Q. Three of the four women in the semifinals here are based in Florida, not unheard of in tennis, but you, Serena, Naomi, all down there with the conditions, the humidity, is that something that will be a help for you? Generally, how do you think it's been playing overall?
MADISON KEYS: I think being in Florida definitely helps. I think this whole -- even in Cincinnati, it was hot and humid, and I think where I was training before that, it was miserable, so it actually didn't feel quite as bad.
So I think that is definitely a bonus. I think the court's playing slower, but I also think just because it's been so humid, the balls are getting a lot fluffier and playing even slower.
Q. The USTA said it intentionally slowed down the courts this year to help American players. Does that compute to you?
MADISON KEYS: I feel like you can answer that question (smiling).
Q. Back to what you were saying about letting the crowd in, getting help from the home fans, is that something that anybody, a coach or somebody said to you or another player said, Hey, this can help, or picked up by seeing other Americans get that in the past maybe, or was it really just sort of in that moment of a match where you were, like, Hey, this is helpful?
MADISON KEYS: I think it was very specifically here, that match where I came back and won, but it is something that I have been told by -- I think Lindsay is probably the one who mostly told me about it. But it's been kind of a combination of learning from it and having them help me and get through that, and also being reminded of, you know, let them in early and let them help you from the very beginning.
Q. As you're talking about all these learning experiences and getting used to playing in big moments, do you ever have to remind yourself that you're just 23 and like maybe emotions in the second week of the slam is totally normal and that's fine, or is it, like, no, I should be used to this by now?
MADISON KEYS: I think that I will always expect myself to just be good at it, and I want that and all of that, but at the same time I have to kind of remind myself that I'm not perfect and I'm still trying to figure that all out.
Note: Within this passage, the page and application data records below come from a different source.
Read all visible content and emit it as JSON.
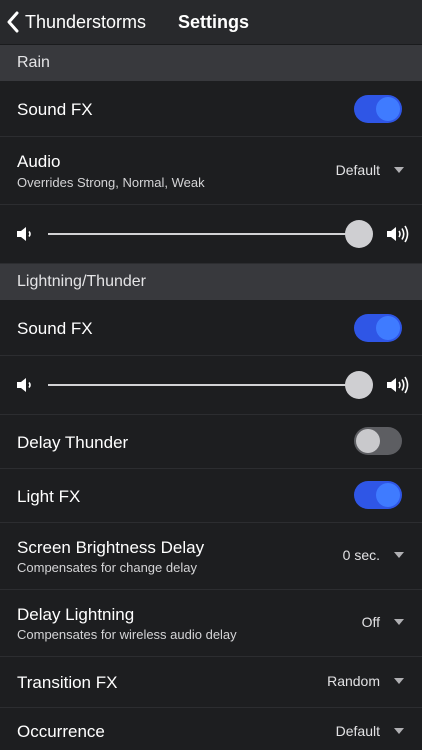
{
  "nav": {
    "back_label": "Thunderstorms",
    "title": "Settings"
  },
  "rain": {
    "header": "Rain",
    "sound_fx": {
      "label": "Sound FX",
      "on": true
    },
    "audio": {
      "label": "Audio",
      "subtitle": "Overrides Strong, Normal, Weak",
      "value": "Default"
    },
    "volume": {
      "level": 1.0
    }
  },
  "lightning": {
    "header": "Lightning/Thunder",
    "sound_fx": {
      "label": "Sound FX",
      "on": true
    },
    "volume": {
      "level": 1.0
    },
    "delay_thunder": {
      "label": "Delay Thunder",
      "on": false
    },
    "light_fx": {
      "label": "Light FX",
      "on": true
    },
    "screen_brightness_delay": {
      "label": "Screen Brightness Delay",
      "subtitle": "Compensates for change delay",
      "value": "0 sec."
    },
    "delay_lightning": {
      "label": "Delay Lightning",
      "subtitle": "Compensates for wireless audio delay",
      "value": "Off"
    },
    "transition_fx": {
      "label": "Transition FX",
      "value": "Random"
    },
    "occurrence": {
      "label": "Occurrence",
      "value": "Default"
    }
  },
  "colors": {
    "accent": "#2f56e6",
    "knob_on": "#3f7bff",
    "background": "#1d1e20",
    "header": "#38393d"
  },
  "icons": [
    "chevron-left-icon",
    "volume-low-icon",
    "volume-high-icon",
    "caret-down-icon"
  ]
}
You know, I think tennis is maturing and for that reason. It's become such a physical sport, that the big difference is mentally and emotionally.
Q. What specifically does the crowd do to make you win?
MADISON KEYS: I mean, I don't think they can actually make me win as much as I wish they could, but I think the biggest thing is just in moments when you're down and, you know, you go up to serve and the whole crowd starts cheering for you. It just gives you a little bit of an energy boost where they are very good at knowing when you need it, and then when you are kind of riding a high, they definitely help you stay there.
Q. So you'd share some of your winnings?
MADISON KEYS: I don't know about that (smiling).
Q. You texted someone immediately once you got to your chair. Can you disclose who you texted?
MADISON KEYS: My boyfriend (smiling).
Q. What are the things that come to mind first when you think of Rafael Nadal's career and his game?
MADISON KEYS: I think he is an amazing tennis player. He fights so hard, and I wish I could have stayed awake to watch more of that match last night, but I tapped out.
I think just his energy on court is amazing to me. I don't run that way, so to see someone who can stay at such a high energy level for so long is really intriguing to me.
Q. At what point did you tap out in that match? When did you fall asleep?
MADISON KEYS: In the middle of the third.
FastScripts Transcript by ASAP Sports
Rev #1 by #180 at 2018-09-06 02:01:00 GMT